The purpose of gathering application-based data is to determine the amount of data generated by an application and the type of demand the application makes. It allows the modeller to understand the behaviour of the application and to characterise the application level traffic. Data from traffic analysers or from RMON2-compatible probes, Sniffer, NETScout Manager, etc., provide specifics about the application traffic on the network. Strategically placed data collection devices can gather enough data to provide clear insight into the traffic behaviour and flow patterns of the network applications. Typical application level data collected by traffic analysers:

Construction and validation of the baseline model. Perform network simulation studies using the baseline.

The goal of building a baseline model is to create an accurate model of the network as it exists today. The baseline model reflects the current “as is” state of the network. All studies will assess changes to the baseline model. This model can most easily be validated since its predictions should be consistent with current network measurements. The baseline model generally only predicts basic performance measures such as resource utilisation and response time.

The baseline model is a combination of the topology and usage-based traffic data that have been collected earlier. It has to be validated against the performance parameters of the current network, i.e., we have to prove that the model behaves similarly to the actual network activities. The baseline model can be used either for analysis of the current network or it can serve as the basis for further application and capacity planning. Using the import functions of a modelling tool, the baseline can be constructed by importing first the topology data gathered in the data collection phase of the modelling life cycle. Topology data is typically stored in topology files (.top or .csv) created by Network Management Systems, for instance HP OpenView or Network Associate's Sniffer. Traffic files can be categorised as follows:

Before simulation the modeller has to decide on the following simulation parameters:

In many modelling tools, after importing both the topology and traffic files, the baseline model is created automatically. It has to be checked for construction errors prior to any attempts at validation by performing the following steps:

Validating the baseline model is the proof that the simulation produces the same performance parameters that are confirmed by actual measurements on the physical network. The network parameters below can usually be measured in both the model and in the physical network:

Confidence intervals and the number of independent samples affect how close a match between the model and the real network is to be expected. In most cases, the best that we can expect is an overlap of the confidence interval of predicted values from the simulation and the confidence interval of the measured data. A very close match may require too many samples of the network and too many replications of the simulation to make it practical.

Creation of the application model using the details of the traffic generated by the applications.

Application models are studied whenever there is a need to evaluate the impact of a networked application on the network performance or to evaluate the application's performance affected by the network. Application models provide traffic details between network nodes generated during the execution of the application.

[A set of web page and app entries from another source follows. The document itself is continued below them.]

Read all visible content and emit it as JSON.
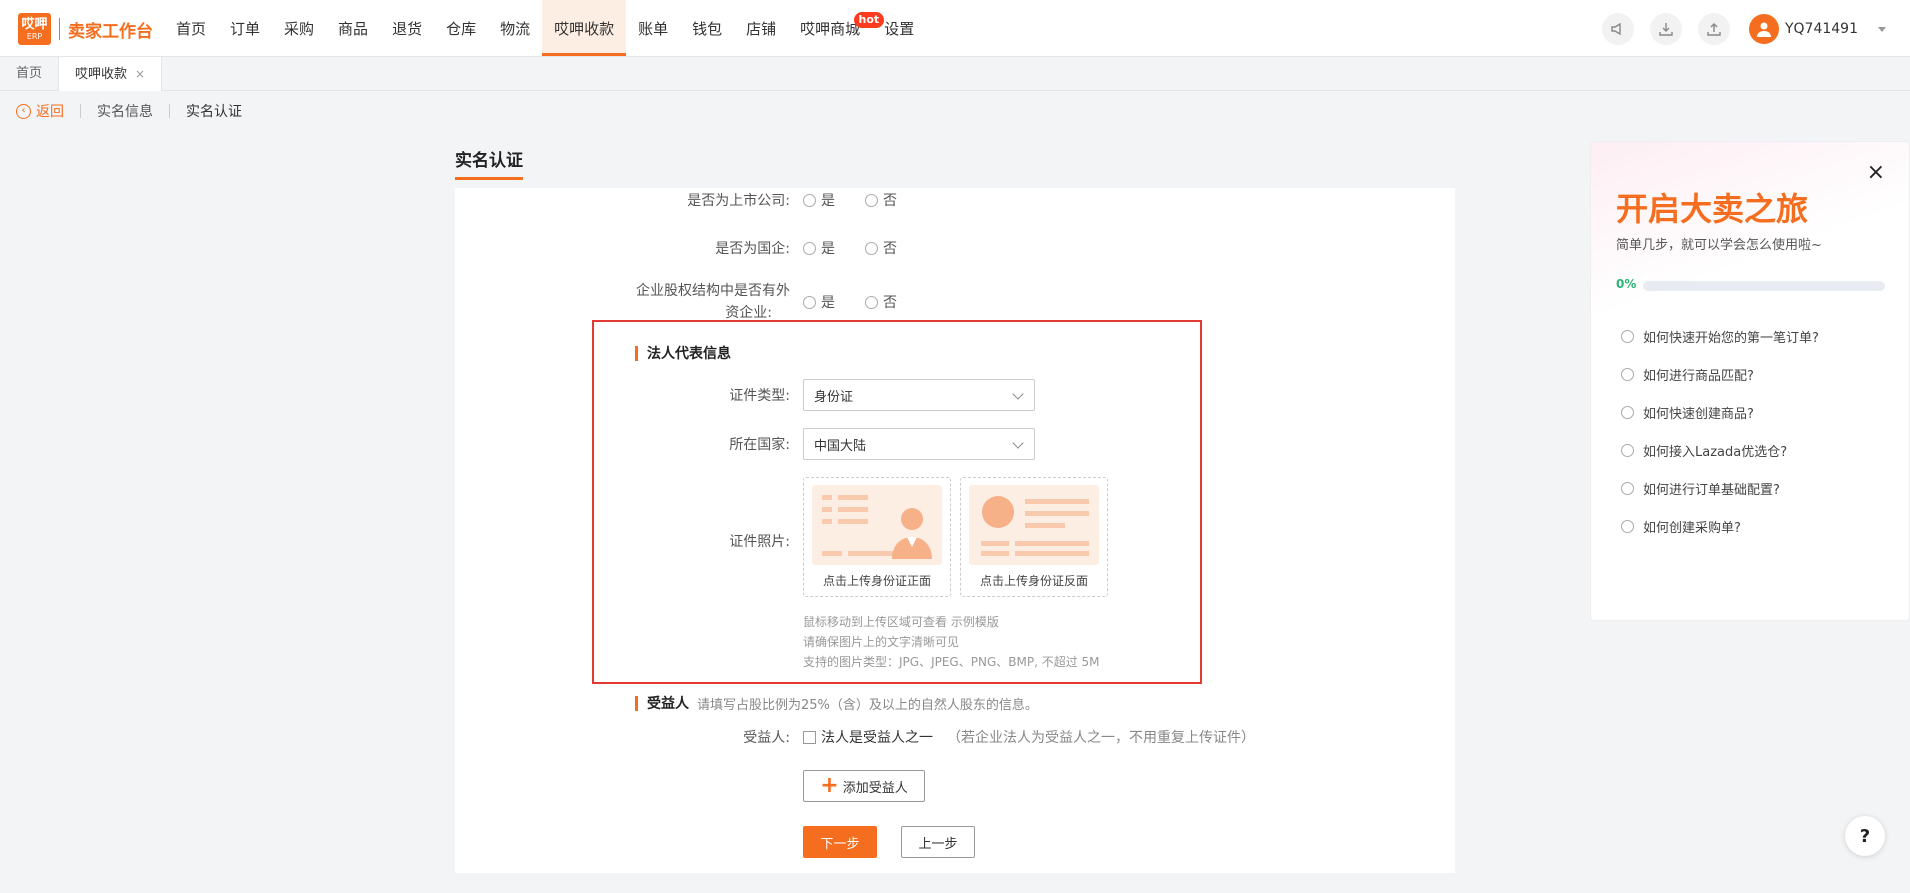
{
  "logo": {
    "box_line1": "哎呷",
    "box_line2": "ERP",
    "text": "卖家工作台"
  },
  "nav": {
    "items": [
      "首页",
      "订单",
      "采购",
      "商品",
      "退货",
      "仓库",
      "物流",
      "哎呷收款",
      "账单",
      "钱包",
      "店铺",
      "哎呷商城",
      "设置"
    ],
    "active": "哎呷收款",
    "hot_badge": "hot"
  },
  "header_icons": [
    "announcement-icon",
    "download-icon",
    "upload-icon"
  ],
  "user": {
    "name": "YQ741491"
  },
  "page_tabs": {
    "home": "首页",
    "current": "哎呷收款",
    "close": "×"
  },
  "breadcrumb": {
    "back": "返回",
    "item1": "实名信息",
    "item2": "实名认证"
  },
  "page_title": "实名认证",
  "form": {
    "listed": {
      "label": "是否为上市公司:",
      "yes": "是",
      "no": "否"
    },
    "soe": {
      "label": "是否为国企:",
      "yes": "是",
      "no": "否"
    },
    "foreign": {
      "label_line1": "企业股权结构中是否有外",
      "label_line2": "资企业:",
      "yes": "是",
      "no": "否"
    },
    "legal_section": "法人代表信息",
    "id_type": {
      "label": "证件类型:",
      "value": "身份证"
    },
    "country": {
      "label": "所在国家:",
      "value": "中国大陆"
    },
    "id_photo": {
      "label": "证件照片:",
      "front": "点击上传身份证正面",
      "back": "点击上传身份证反面"
    },
    "tips": [
      "鼠标移动到上传区域可查看 示例模版",
      "请确保图片上的文字清晰可见",
      "支持的图片类型：JPG、JPEG、PNG、BMP, 不超过 5M"
    ],
    "beneficiary_section": "受益人",
    "beneficiary_hint": "请填写占股比例为25%（含）及以上的自然人股东的信息。",
    "beneficiary": {
      "label": "受益人:",
      "checkbox": "法人是受益人之一",
      "note": "（若企业法人为受益人之一，不用重复上传证件）"
    },
    "add_beneficiary": "添加受益人",
    "next": "下一步",
    "prev": "上一步"
  },
  "guide": {
    "title": "开启大卖之旅",
    "subtitle": "简单几步，就可以学会怎么使用啦~",
    "progress_label": "0%",
    "progress": 0,
    "close": "×",
    "questions": [
      "如何快速开始您的第一笔订单?",
      "如何进行商品匹配?",
      "如何快速创建商品?",
      "如何接入Lazada优选仓?",
      "如何进行订单基础配置?",
      "如何创建采购单?"
    ]
  },
  "help": "?",
  "colors": {
    "accent": "#f56d1e",
    "highlight": "#e53935",
    "progress": "#2bb673"
  }
}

The steps of building an application model are similar to the ones for baseline models.

Integration of the application and baseline models and completion of simulation studies.

The integration of the application model(s) and baseline model follows the following steps:

Completion of Simulation studies consists of the following steps:

Typical simulation studies include the following cases:

Further data gathering as the network growths and as we know more about the applications

The goal of this phase is to analyse or predict how a network will perform both under current conditions and when changes to traffic load (new applications, users, or network structure) are introduced: